    PaypalThis is used for a registered author who enrolls in the HubPages Earnings program and requests to be paid via PayPal. No data is shared with Paypal unless you engage with this feature. (Privacy Policy)
    Facebook LoginYou can use this to streamline signing up for, or signing in to your Hubpages account. No data is shared with Facebook unless you engage with this feature. (Privacy Policy)
    MavenThis supports the Maven widget and search functionality. (Privacy Policy)
    Marketing
    Google AdSenseThis is an ad network. (Privacy Policy)
    Google DoubleClickGoogle provides ad serving technology and runs an ad network. (Privacy Policy)
    Index ExchangeThis is an ad network. (Privacy Policy)
    SovrnThis is an ad network. (Privacy Policy)
    Facebook AdsThis is an ad network. (Privacy Policy)
    Amazon Unified Ad MarketplaceThis is an ad network. (Privacy Policy)
    AppNexusThis is an ad network. (Privacy Policy)
    OpenxThis is an ad network. (Privacy Policy)
    Rubicon ProjectThis is an ad network. (Privacy Policy)
    TripleLiftThis is an ad network. (Privacy Policy)
    Say MediaWe partner with Say Media to deliver ad campaigns on our sites. (Privacy Policy)
    Remarketing PixelsWe may use remarketing pixels from advertising networks such as Google AdWords, Bing Ads, and Facebook in order to advertise the HubPages Service to people that have visited our sites.
    Conversion Tracking PixelsWe may use conversion tracking pixels from advertising networks such as Google AdWords, Bing Ads, and Facebook in order to identify when an advertisement has successfully resulted in the desired action, such as signing up for the HubPages Service or publishing an article on the HubPages Service.
    Statistics
    Author Google AnalyticsThis is used to provide traffic data and reports to the authors of articles on the HubPages Service. (Privacy Policy)
    ComscoreComScore is a media measurement and analytics company providing marketing data and analytics to enterprises, media and advertising agencies, and publishers. Non-consent will result in ComScore only processing obfuscated personal data. (Privacy Policy)

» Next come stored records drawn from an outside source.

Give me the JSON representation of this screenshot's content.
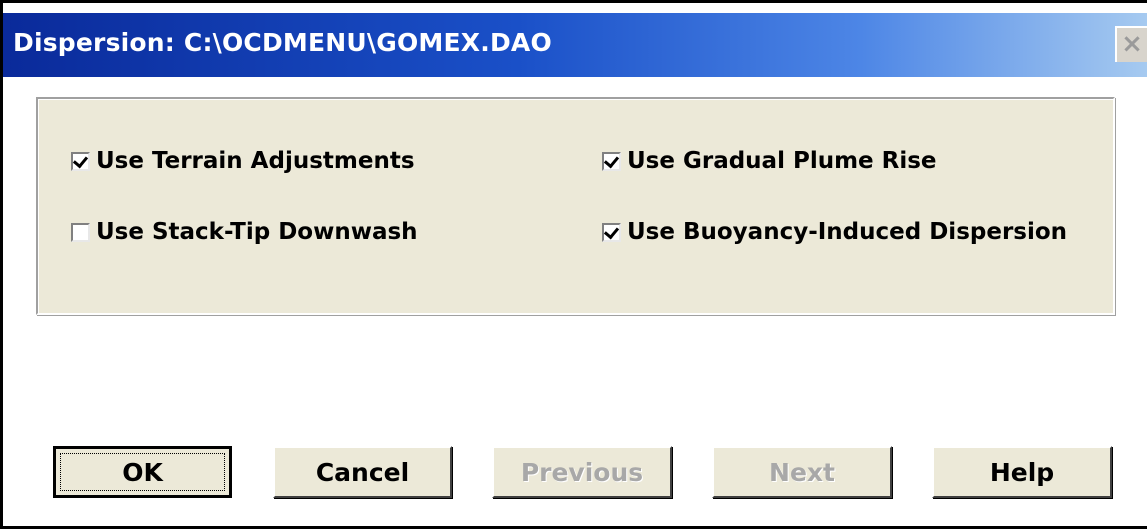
{
  "window": {
    "title": "Dispersion: C:\\OCDMENU\\GOMEX.DAO",
    "close_glyph": "×"
  },
  "options": {
    "terrain": {
      "label": "Use Terrain Adjustments",
      "checked": true
    },
    "plume": {
      "label": "Use Gradual Plume Rise",
      "checked": true
    },
    "stacktip": {
      "label": "Use Stack-Tip Downwash",
      "checked": false
    },
    "buoyancy": {
      "label": "Use Buoyancy-Induced Dispersion",
      "checked": true
    }
  },
  "buttons": {
    "ok": "OK",
    "cancel": "Cancel",
    "previous": "Previous",
    "next": "Next",
    "help": "Help"
  },
  "colors": {
    "title_gradient_start": "#0a2a9a",
    "title_gradient_end": "#a6caf0",
    "panel": "#ece9d8"
  }
}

    Amazon Tracking PixelSome articles display amazon products as part of the Amazon Affiliate program, this pixel provides traffic statistics for those products (Privacy Policy)